As an example, the device comprises a single reception channel with a holographic band-rejection filter (6) for removing all scattering or reflection of the exciting laser component, and a unit (4) for splitting the optical signal (5) into at least two equal or non-equal light signals (5 a, 5 b). For example, two light signals can be defined, using two neutral splitters (4 a, 4 b), according to the desired power in each channel.
In each optical measurement channel, a filter, possibly a band-pass interference filter, a high-pass filter or a low-pass filter, is used to create a measurement window appropriate to the tracer used. For the example described herein (Rhodamine B dissolved in ethanol), the following was preferably selected for use. The signal (5 a) passes through a band-pass interference filter (7), making it possible to obtain the first measurement window (10) shown in the graph of
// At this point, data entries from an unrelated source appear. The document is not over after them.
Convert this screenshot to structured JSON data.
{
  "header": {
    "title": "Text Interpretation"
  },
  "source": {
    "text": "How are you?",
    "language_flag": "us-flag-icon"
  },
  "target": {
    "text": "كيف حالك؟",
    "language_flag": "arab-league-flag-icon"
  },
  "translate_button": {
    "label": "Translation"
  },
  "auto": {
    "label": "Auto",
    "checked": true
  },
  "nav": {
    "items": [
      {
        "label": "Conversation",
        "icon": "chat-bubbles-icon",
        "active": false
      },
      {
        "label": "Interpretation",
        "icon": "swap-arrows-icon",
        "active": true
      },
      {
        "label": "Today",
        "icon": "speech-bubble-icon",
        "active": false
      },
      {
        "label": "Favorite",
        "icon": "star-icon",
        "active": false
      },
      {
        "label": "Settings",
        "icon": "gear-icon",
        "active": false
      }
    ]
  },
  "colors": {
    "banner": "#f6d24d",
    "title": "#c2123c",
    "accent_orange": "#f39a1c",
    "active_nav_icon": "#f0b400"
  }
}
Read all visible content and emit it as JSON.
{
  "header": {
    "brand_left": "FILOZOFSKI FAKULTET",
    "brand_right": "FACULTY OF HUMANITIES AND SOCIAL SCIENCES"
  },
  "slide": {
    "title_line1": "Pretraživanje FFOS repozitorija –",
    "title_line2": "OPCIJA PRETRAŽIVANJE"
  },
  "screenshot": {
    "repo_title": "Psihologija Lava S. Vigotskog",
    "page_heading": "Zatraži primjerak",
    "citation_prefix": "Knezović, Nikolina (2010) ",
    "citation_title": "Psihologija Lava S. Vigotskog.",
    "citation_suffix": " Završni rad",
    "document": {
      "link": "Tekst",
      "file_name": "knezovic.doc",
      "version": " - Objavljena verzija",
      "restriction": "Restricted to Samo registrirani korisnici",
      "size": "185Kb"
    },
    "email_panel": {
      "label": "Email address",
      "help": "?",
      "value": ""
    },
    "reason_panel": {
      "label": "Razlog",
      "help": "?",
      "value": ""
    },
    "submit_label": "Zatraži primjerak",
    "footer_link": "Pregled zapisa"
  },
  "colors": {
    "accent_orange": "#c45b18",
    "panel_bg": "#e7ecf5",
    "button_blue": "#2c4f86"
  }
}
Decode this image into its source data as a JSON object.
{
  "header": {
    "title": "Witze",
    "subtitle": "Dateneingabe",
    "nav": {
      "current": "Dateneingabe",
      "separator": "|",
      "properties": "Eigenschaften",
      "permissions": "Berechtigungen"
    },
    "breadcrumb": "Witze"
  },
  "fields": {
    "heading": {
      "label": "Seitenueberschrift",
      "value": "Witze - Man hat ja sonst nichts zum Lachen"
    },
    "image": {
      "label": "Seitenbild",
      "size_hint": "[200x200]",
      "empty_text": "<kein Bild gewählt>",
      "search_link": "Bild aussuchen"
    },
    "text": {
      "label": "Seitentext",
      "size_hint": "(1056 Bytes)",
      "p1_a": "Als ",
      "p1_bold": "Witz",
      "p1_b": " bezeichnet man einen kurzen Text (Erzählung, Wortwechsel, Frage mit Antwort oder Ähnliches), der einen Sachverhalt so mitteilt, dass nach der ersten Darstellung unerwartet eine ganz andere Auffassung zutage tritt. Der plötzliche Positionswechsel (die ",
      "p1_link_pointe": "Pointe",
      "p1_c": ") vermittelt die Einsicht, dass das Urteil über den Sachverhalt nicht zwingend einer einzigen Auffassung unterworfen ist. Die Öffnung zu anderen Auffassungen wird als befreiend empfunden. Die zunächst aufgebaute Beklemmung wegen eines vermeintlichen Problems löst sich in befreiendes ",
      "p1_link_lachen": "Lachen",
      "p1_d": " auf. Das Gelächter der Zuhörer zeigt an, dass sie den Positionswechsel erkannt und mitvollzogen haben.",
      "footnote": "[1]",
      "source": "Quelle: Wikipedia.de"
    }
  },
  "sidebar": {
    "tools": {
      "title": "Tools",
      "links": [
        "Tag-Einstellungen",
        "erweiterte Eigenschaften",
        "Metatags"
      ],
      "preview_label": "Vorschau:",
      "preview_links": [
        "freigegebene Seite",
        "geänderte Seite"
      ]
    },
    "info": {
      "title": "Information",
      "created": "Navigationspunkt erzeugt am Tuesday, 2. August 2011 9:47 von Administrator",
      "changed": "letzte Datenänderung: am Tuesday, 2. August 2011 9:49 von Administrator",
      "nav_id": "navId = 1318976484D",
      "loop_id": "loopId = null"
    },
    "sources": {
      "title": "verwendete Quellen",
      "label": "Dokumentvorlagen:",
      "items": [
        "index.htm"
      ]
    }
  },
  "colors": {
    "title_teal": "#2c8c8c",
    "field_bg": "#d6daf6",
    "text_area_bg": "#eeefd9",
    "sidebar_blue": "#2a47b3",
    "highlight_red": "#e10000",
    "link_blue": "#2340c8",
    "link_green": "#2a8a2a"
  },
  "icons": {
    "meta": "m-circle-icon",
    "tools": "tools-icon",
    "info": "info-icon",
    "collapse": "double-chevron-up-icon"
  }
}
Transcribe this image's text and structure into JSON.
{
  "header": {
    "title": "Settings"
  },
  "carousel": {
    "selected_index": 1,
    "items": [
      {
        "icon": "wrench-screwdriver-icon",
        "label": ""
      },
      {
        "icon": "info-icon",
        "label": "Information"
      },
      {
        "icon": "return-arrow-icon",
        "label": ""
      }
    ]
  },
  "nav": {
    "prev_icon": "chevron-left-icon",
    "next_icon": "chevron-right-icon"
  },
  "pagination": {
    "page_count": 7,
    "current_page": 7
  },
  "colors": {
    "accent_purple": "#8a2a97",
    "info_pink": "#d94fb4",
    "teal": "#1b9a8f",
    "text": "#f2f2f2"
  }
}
The windows and the wavelengths are chosen according to the temperature response curve of the tracer or of the tracer-solvent mixture. Cost criteria may also be involved in the choice of filters. In the present description, and in the claims which follow, the term “window” is understood to have its general meaning, i.e., a window possibly being composed of one or more wavelength ranges, which may or may not be limited. Likewise, the term “separate” does not exclude any partial overlap or the inclusion of the windows, and the expressions “measurement window” and “detection window” have the same meaning.
An amplifier (9 a, 9 b) is provided for amplifying and converting the light signals (5 a, 5 b) into electrical signals, for example, a photomultiplier, a photodiode or a CCD sensor. Such amplifiers provide for the precise measurement, with a short response time, of the fluorescence intensities. A computing system (11), with corresponding software, receives the electrical signals via an acquisition system (not shown), processes the received electrical signals, and displays the results on a screen.
The collected fluorescence intensity of the first signal (5 a) can be written according to the simplified equation:
Both of the above equations are expressed with the proviso that the relevant absorption coefficients with respect to the fluorescence intensity are similar in the relevant spectral windows, or that the product C·x can vary slightly in relation to the control, thereby allowing simplification, where x denotes the optical path traveled by the fluorescence signal in the absorbent medium.
Thus, the ratio of the measurement of the fluorescence intensity of the signals received in the detection windows is given by the equation:
In addition to the temperature, it is possible to simultaneously obtain the concentration of the liquid, or the measurement volume (3).
When the relevant absorption coefficients with respect to the fluorescence intensity are not similar in the relevant spectral windows, or when the product C·x varies significantly with respect to the control, the absorption phenomena of the fluorescence must be taken into account. In this case, a third channel and a third measurement window can be added so as to quantify this absorption.
The tracer chosen was Rhodamine B, diluted in alcohol to 2 mg/l, which has been found to be satisfactory and to allow two spectral bands to be isolated. However, other tracers, such as, for example, Oregon 488, Rhodamine 6 G, and other dilution liquids such as water, could be used.
The present invention can advantageously be used to measure the temperature of spray droplets. The difficulty in using prior techniques resides in the variation in the measurement volume because of the temperature. Since this parameter is absent from equation E2, it has no influence on the measurements obtained in accordance with the present invention. The present invention can also be used to measure the temperature in a turbulent flow, for which devices with a suitable response time are unknown. The present invention can also be used to measure the temperature distribution in a measurement plane through which a flowing fluid passes, independently of the variations in the local laser intensity.